(EXTRACTED ENTRIES)

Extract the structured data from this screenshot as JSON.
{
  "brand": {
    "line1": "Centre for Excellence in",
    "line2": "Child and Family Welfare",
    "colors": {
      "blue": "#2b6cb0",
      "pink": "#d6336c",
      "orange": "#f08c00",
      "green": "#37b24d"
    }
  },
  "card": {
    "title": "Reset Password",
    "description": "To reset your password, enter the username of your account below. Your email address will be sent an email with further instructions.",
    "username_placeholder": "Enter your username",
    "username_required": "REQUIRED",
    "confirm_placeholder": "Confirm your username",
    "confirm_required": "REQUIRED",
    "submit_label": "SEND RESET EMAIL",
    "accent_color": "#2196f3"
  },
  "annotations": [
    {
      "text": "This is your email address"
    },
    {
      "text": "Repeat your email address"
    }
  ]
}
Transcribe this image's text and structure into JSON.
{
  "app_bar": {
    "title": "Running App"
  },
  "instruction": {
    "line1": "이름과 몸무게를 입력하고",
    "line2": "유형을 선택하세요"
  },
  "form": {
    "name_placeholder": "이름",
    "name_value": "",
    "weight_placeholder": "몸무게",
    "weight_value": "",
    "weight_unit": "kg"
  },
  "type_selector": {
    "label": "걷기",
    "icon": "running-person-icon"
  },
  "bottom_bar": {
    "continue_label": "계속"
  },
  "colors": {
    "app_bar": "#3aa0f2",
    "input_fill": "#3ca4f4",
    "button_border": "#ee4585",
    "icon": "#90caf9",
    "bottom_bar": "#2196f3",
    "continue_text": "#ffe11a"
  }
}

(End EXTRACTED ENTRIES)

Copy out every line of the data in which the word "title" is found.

    "title": "Reset Password",
    "title": "Running App"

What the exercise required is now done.